(Beginning of SOURCE MATERIAL)

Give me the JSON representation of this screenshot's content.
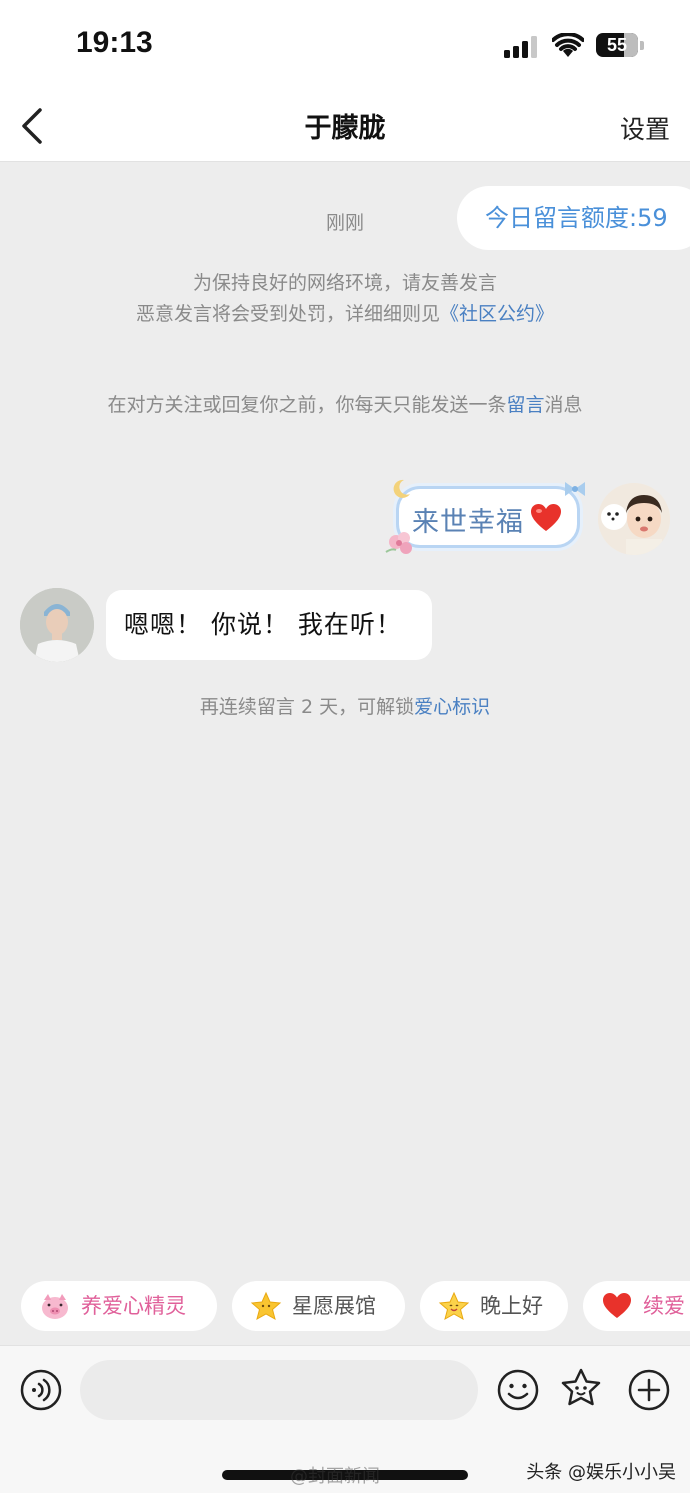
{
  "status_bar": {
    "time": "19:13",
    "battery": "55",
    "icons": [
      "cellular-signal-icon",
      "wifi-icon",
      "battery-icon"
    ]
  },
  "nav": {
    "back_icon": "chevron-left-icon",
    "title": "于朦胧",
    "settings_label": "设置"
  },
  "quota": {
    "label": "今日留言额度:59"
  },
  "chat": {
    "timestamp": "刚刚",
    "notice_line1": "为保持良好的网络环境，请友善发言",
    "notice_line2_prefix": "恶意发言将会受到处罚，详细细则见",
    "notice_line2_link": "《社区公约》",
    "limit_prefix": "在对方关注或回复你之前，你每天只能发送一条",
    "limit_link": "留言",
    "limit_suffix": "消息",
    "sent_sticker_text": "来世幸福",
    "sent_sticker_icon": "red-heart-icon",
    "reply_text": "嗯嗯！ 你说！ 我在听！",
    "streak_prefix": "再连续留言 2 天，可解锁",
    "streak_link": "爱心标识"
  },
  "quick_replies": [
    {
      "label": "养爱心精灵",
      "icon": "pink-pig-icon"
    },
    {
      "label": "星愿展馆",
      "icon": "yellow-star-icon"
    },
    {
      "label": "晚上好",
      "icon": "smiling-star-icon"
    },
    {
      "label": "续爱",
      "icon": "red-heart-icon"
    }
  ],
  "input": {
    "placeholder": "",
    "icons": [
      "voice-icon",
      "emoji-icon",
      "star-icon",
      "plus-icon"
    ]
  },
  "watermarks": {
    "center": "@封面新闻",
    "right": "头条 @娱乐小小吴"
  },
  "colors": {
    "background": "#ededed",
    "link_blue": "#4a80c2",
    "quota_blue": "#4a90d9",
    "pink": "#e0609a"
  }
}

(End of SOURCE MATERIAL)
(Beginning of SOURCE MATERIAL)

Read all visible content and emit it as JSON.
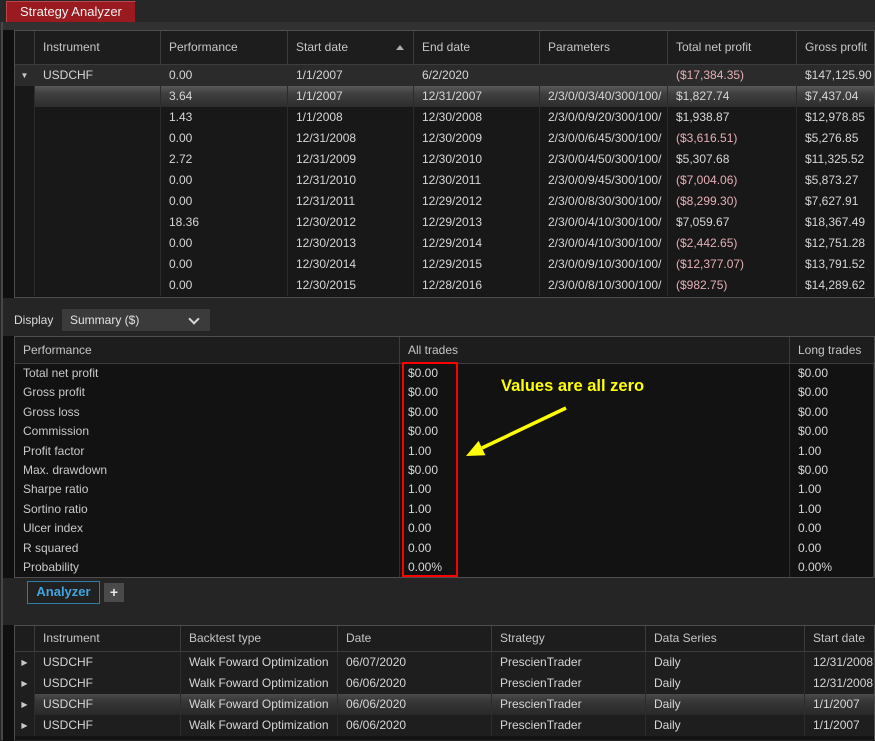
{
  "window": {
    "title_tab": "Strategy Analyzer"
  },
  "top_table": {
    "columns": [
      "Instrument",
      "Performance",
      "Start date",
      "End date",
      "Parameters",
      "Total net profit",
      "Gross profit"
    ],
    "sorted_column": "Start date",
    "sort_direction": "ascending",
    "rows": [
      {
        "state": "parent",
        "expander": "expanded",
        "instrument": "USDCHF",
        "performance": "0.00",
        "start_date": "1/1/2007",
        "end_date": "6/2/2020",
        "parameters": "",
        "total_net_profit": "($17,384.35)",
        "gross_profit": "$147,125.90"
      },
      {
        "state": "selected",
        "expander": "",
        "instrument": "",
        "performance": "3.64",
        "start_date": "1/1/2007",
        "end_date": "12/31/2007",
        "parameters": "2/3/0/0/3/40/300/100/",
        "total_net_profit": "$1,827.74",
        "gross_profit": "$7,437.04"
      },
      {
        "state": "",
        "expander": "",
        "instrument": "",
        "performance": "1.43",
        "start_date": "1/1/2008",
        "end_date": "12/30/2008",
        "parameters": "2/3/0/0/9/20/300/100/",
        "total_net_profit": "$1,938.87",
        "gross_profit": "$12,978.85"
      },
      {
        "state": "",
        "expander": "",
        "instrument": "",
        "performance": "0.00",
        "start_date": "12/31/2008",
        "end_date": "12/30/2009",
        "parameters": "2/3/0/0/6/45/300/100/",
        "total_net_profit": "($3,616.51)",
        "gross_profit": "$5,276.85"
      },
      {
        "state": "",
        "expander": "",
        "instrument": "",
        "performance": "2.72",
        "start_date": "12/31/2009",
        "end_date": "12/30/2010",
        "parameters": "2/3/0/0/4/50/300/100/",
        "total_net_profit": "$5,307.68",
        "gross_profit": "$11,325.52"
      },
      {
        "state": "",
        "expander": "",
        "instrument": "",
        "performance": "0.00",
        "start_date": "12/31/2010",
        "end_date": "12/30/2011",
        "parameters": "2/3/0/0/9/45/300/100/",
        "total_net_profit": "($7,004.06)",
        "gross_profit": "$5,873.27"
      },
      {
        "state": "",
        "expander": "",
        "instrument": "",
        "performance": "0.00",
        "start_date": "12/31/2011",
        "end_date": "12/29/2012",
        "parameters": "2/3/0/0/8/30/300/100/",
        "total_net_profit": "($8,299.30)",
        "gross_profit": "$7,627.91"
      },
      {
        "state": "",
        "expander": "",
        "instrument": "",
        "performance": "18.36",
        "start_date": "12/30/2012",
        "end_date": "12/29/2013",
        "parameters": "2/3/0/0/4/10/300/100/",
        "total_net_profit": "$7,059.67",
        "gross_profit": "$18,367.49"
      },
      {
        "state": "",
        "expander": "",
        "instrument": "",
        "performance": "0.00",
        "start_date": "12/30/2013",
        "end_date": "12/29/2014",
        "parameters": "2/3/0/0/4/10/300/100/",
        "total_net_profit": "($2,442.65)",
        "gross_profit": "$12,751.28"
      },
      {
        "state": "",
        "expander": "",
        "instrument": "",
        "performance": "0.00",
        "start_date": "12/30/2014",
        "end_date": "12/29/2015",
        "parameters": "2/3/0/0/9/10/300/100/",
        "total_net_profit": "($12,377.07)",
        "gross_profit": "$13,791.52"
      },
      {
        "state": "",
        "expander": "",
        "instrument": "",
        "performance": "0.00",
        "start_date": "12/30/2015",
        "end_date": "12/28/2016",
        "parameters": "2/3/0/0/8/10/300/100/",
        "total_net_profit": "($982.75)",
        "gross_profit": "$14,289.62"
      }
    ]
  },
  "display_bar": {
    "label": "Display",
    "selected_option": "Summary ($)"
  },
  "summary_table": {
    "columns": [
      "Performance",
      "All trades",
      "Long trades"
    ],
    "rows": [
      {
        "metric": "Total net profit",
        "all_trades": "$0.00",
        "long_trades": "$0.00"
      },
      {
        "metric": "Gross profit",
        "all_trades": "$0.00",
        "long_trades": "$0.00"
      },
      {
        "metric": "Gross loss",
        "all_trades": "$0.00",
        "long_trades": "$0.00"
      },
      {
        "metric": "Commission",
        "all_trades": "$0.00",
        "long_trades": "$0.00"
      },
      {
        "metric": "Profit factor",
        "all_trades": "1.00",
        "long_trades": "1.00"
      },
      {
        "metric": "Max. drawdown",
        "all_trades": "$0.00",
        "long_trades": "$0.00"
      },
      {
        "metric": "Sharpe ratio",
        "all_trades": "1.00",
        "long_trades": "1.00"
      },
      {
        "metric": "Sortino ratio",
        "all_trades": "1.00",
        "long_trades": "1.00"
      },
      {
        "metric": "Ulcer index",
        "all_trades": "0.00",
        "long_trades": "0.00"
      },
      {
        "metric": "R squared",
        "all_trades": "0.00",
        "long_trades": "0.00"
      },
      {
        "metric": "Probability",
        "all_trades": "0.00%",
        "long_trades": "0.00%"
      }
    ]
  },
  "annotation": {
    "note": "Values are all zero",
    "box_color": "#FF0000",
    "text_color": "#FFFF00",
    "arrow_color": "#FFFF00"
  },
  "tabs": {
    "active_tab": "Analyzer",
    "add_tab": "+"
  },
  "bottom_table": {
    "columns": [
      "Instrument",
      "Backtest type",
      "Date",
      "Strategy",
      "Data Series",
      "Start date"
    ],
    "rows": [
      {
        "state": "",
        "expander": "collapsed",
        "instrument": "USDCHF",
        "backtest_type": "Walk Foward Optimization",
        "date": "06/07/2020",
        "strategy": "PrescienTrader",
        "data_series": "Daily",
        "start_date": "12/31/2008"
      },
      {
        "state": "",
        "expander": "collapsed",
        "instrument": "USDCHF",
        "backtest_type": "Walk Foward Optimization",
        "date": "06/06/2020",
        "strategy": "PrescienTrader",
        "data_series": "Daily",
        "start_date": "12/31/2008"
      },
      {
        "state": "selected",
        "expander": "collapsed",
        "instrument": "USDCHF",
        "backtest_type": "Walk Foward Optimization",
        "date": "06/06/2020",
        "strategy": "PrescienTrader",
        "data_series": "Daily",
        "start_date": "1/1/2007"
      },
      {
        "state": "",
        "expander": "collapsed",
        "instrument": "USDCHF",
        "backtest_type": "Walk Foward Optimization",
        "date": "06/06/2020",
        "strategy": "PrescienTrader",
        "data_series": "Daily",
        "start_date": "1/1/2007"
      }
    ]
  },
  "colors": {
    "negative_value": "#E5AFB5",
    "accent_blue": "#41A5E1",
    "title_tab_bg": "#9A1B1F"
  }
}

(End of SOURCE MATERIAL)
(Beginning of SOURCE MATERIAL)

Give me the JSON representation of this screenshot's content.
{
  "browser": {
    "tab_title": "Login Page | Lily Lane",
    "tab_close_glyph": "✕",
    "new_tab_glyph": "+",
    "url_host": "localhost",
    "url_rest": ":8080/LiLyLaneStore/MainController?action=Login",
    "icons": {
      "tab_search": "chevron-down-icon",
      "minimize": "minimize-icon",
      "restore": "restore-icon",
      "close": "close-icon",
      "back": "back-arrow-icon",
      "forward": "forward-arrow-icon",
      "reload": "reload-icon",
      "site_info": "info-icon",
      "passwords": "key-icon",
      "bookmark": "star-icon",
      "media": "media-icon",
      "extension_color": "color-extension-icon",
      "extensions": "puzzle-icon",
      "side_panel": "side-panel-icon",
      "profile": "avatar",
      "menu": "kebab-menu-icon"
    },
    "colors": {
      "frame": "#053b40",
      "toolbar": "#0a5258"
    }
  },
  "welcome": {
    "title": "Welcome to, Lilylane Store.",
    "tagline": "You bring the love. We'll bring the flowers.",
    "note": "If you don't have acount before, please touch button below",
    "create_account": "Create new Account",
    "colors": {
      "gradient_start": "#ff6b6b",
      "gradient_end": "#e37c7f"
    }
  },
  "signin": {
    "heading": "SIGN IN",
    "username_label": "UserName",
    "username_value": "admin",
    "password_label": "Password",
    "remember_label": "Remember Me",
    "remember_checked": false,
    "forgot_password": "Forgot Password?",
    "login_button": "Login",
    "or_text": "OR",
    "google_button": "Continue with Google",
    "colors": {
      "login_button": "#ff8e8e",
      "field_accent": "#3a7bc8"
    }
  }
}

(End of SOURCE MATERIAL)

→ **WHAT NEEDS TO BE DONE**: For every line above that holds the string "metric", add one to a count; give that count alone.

→ **OUTPUT**: 11